→ **Task description**: Every record that follows needs to be written out again, exactly.

→ **Available data**:
--------------------------------

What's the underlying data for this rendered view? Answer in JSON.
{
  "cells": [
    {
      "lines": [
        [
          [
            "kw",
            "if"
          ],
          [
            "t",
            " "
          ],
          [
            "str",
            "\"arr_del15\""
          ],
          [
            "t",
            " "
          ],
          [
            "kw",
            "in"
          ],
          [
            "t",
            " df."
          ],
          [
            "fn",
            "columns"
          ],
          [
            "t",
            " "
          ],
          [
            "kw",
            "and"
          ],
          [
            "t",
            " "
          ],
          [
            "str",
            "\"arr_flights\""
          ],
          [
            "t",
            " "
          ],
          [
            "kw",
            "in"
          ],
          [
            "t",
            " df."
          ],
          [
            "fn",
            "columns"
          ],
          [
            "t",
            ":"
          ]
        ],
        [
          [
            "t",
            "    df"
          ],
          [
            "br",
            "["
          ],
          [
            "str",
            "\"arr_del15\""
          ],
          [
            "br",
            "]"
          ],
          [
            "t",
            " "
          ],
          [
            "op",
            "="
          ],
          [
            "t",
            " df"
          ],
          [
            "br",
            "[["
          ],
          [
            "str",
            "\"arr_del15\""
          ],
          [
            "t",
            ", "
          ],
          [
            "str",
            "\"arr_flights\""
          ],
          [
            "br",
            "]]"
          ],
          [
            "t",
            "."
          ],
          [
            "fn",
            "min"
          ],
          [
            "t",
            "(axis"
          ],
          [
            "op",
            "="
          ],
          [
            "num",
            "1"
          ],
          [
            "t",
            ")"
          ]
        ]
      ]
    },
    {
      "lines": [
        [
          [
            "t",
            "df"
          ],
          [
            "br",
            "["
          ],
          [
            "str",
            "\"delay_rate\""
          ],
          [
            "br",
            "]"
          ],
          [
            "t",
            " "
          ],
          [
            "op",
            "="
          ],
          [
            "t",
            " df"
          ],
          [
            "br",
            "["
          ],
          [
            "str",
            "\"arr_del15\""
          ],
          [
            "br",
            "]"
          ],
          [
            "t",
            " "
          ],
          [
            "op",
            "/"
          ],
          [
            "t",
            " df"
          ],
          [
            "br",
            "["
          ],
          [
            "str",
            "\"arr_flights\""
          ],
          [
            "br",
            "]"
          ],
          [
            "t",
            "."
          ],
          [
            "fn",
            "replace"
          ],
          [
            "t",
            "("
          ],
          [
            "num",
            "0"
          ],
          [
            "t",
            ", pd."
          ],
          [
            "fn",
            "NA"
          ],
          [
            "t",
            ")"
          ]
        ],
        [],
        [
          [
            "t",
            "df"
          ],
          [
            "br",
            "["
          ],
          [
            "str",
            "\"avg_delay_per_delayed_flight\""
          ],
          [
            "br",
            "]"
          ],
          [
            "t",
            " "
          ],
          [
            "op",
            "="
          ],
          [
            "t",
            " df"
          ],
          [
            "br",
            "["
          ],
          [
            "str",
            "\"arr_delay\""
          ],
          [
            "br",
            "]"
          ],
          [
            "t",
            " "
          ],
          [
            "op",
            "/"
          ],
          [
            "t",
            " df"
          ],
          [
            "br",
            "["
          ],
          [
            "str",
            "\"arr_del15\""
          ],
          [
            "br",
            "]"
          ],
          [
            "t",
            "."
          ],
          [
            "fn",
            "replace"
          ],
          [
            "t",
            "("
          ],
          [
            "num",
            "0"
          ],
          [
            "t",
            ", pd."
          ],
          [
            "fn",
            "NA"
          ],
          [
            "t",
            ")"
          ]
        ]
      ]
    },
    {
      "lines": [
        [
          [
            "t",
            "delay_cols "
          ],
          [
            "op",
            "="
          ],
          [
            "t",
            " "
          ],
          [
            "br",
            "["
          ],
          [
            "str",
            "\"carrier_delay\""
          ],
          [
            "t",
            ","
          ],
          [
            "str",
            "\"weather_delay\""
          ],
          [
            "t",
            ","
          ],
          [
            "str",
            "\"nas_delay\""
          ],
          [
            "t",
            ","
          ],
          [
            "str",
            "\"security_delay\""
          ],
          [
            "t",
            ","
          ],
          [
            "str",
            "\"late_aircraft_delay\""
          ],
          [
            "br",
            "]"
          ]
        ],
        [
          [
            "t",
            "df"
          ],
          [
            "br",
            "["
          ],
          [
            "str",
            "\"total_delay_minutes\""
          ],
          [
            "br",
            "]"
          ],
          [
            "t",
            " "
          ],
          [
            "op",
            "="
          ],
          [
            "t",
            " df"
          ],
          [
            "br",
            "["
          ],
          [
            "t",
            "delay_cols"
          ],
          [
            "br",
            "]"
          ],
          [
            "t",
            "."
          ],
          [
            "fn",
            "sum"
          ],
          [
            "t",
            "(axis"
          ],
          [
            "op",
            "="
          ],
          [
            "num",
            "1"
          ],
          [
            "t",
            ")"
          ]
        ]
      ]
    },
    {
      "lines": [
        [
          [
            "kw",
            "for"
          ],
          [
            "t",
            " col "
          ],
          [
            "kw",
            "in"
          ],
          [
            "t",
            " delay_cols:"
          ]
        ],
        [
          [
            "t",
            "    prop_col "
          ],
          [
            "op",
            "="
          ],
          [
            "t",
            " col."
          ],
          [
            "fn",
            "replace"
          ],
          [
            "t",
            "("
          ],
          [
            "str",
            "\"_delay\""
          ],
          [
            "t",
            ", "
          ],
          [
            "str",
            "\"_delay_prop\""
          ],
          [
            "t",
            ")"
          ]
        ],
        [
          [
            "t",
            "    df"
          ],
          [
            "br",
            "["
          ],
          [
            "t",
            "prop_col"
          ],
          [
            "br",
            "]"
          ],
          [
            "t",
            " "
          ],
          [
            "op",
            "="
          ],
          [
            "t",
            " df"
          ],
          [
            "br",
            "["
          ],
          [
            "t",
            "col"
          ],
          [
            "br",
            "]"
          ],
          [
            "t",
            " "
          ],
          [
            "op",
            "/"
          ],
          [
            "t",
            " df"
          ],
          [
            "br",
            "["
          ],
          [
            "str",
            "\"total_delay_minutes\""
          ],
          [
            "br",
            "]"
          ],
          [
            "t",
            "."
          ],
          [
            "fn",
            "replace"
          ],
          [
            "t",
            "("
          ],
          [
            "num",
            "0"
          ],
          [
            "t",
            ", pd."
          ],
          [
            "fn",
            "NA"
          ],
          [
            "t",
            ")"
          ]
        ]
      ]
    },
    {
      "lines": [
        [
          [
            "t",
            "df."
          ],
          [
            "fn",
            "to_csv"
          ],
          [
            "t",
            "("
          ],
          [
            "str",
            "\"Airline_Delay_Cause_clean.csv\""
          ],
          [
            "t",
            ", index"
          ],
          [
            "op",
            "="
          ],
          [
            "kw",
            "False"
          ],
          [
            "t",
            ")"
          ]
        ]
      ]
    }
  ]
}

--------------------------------

→ **Reply to the task**:
What's the underlying data for this rendered view? Answer in JSON.
{
  "cells": [
    {
      "lines": [
        [
          [
            "kw",
            "if"
          ],
          [
            "t",
            " "
          ],
          [
            "str",
            "\"arr_del15\""
          ],
          [
            "t",
            " "
          ],
          [
            "kw",
            "in"
          ],
          [
            "t",
            " df."
          ],
          [
            "fn",
            "columns"
          ],
          [
            "t",
            " "
          ],
          [
            "kw",
            "and"
          ],
          [
            "t",
            " "
          ],
          [
            "str",
            "\"arr_flights\""
          ],
          [
            "t",
            " "
          ],
          [
            "kw",
            "in"
          ],
          [
            "t",
            " df."
          ],
          [
            "fn",
            "columns"
          ],
          [
            "t",
            ":"
          ]
        ],
        [
          [
            "t",
            "    df"
          ],
          [
            "br",
            "["
          ],
          [
            "str",
            "\"arr_del15\""
          ],
          [
            "br",
            "]"
          ],
          [
            "t",
            " "
          ],
          [
            "op",
            "="
          ],
          [
            "t",
            " df"
          ],
          [
            "br",
            "[["
          ],
          [
            "str",
            "\"arr_del15\""
          ],
          [
            "t",
            ", "
          ],
          [
            "str",
            "\"arr_flights\""
          ],
          [
            "br",
            "]]"
          ],
          [
            "t",
            "."
          ],
          [
            "fn",
            "min"
          ],
          [
            "t",
            "(axis"
          ],
          [
            "op",
            "="
          ],
          [
            "num",
            "1"
          ],
          [
            "t",
            ")"
          ]
        ]
      ]
    },
    {
      "lines": [
        [
          [
            "t",
            "df"
          ],
          [
            "br",
            "["
          ],
          [
            "str",
            "\"delay_rate\""
          ],
          [
            "br",
            "]"
          ],
          [
            "t",
            " "
          ],
          [
            "op",
            "="
          ],
          [
            "t",
            " df"
          ],
          [
            "br",
            "["
          ],
          [
            "str",
            "\"arr_del15\""
          ],
          [
            "br",
            "]"
          ],
          [
            "t",
            " "
          ],
          [
            "op",
            "/"
          ],
          [
            "t",
            " df"
          ],
          [
            "br",
            "["
          ],
          [
            "str",
            "\"arr_flights\""
          ],
          [
            "br",
            "]"
          ],
          [
            "t",
            "."
          ],
          [
            "fn",
            "replace"
          ],
          [
            "t",
            "("
          ],
          [
            "num",
            "0"
          ],
          [
            "t",
            ", pd."
          ],
          [
            "fn",
            "NA"
          ],
          [
            "t",
            ")"
          ]
        ],
        [],
        [
          [
            "t",
            "df"
          ],
          [
            "br",
            "["
          ],
          [
            "str",
            "\"avg_delay_per_delayed_flight\""
          ],
          [
            "br",
            "]"
          ],
          [
            "t",
            " "
          ],
          [
            "op",
            "="
          ],
          [
            "t",
            " df"
          ],
          [
            "br",
            "["
          ],
          [
            "str",
            "\"arr_delay\""
          ],
          [
            "br",
            "]"
          ],
          [
            "t",
            " "
          ],
          [
            "op",
            "/"
          ],
          [
            "t",
            " df"
          ],
          [
            "br",
            "["
          ],
          [
            "str",
            "\"arr_del15\""
          ],
          [
            "br",
            "]"
          ],
          [
            "t",
            "."
          ],
          [
            "fn",
            "replace"
          ],
          [
            "t",
            "("
          ],
          [
            "num",
            "0"
          ],
          [
            "t",
            ", pd."
          ],
          [
            "fn",
            "NA"
          ],
          [
            "t",
            ")"
          ]
        ]
      ]
    },
    {
      "lines": [
        [
          [
            "t",
            "delay_cols "
          ],
          [
            "op",
            "="
          ],
          [
            "t",
            " "
          ],
          [
            "br",
            "["
          ],
          [
            "str",
            "\"carrier_delay\""
          ],
          [
            "t",
            ","
          ],
          [
            "str",
            "\"weather_delay\""
          ],
          [
            "t",
            ","
          ],
          [
            "str",
            "\"nas_delay\""
          ],
          [
            "t",
            ","
          ],
          [
            "str",
            "\"security_delay\""
          ],
          [
            "t",
            ","
          ],
          [
            "str",
            "\"late_aircraft_delay\""
          ],
          [
            "br",
            "]"
          ]
        ],
        [
          [
            "t",
            "df"
          ],
          [
            "br",
            "["
          ],
          [
            "str",
            "\"total_delay_minutes\""
          ],
          [
            "br",
            "]"
          ],
          [
            "t",
            " "
          ],
          [
            "op",
            "="
          ],
          [
            "t",
            " df"
          ],
          [
            "br",
            "["
          ],
          [
            "t",
            "delay_cols"
          ],
          [
            "br",
            "]"
          ],
          [
            "t",
            "."
          ],
          [
            "fn",
            "sum"
          ],
          [
            "t",
            "(axis"
          ],
          [
            "op",
            "="
          ],
          [
            "num",
            "1"
          ],
          [
            "t",
            ")"
          ]
        ]
      ]
    },
    {
      "lines": [
        [
          [
            "kw",
            "for"
          ],
          [
            "t",
            " col "
          ],
          [
            "kw",
            "in"
          ],
          [
            "t",
            " delay_cols:"
          ]
        ],
        [
          [
            "t",
            "    prop_col "
          ],
          [
            "op",
            "="
          ],
          [
            "t",
            " col."
          ],
          [
            "fn",
            "replace"
          ],
          [
            "t",
            "("
          ],
          [
            "str",
            "\"_delay\""
          ],
          [
            "t",
            ", "
          ],
          [
            "str",
            "\"_delay_prop\""
          ],
          [
            "t",
            ")"
          ]
        ],
        [
          [
            "t",
            "    df"
          ],
          [
            "br",
            "["
          ],
          [
            "t",
            "prop_col"
          ],
          [
            "br",
            "]"
          ],
          [
            "t",
            " "
          ],
          [
            "op",
            "="
          ],
          [
            "t",
            " df"
          ],
          [
            "br",
            "["
          ],
          [
            "t",
            "col"
          ],
          [
            "br",
            "]"
          ],
          [
            "t",
            " "
          ],
          [
            "op",
            "/"
          ],
          [
            "t",
            " df"
          ],
          [
            "br",
            "["
          ],
          [
            "str",
            "\"total_delay_minutes\""
          ],
          [
            "br",
            "]"
          ],
          [
            "t",
            "."
          ],
          [
            "fn",
            "replace"
          ],
          [
            "t",
            "("
          ],
          [
            "num",
            "0"
          ],
          [
            "t",
            ", pd."
          ],
          [
            "fn",
            "NA"
          ],
          [
            "t",
            ")"
          ]
        ]
      ]
    },
    {
      "lines": [
        [
          [
            "t",
            "df."
          ],
          [
            "fn",
            "to_csv"
          ],
          [
            "t",
            "("
          ],
          [
            "str",
            "\"Airline_Delay_Cause_clean.csv\""
          ],
          [
            "t",
            ", index"
          ],
          [
            "op",
            "="
          ],
          [
            "kw",
            "False"
          ],
          [
            "t",
            ")"
          ]
        ]
      ]
    }
  ]
}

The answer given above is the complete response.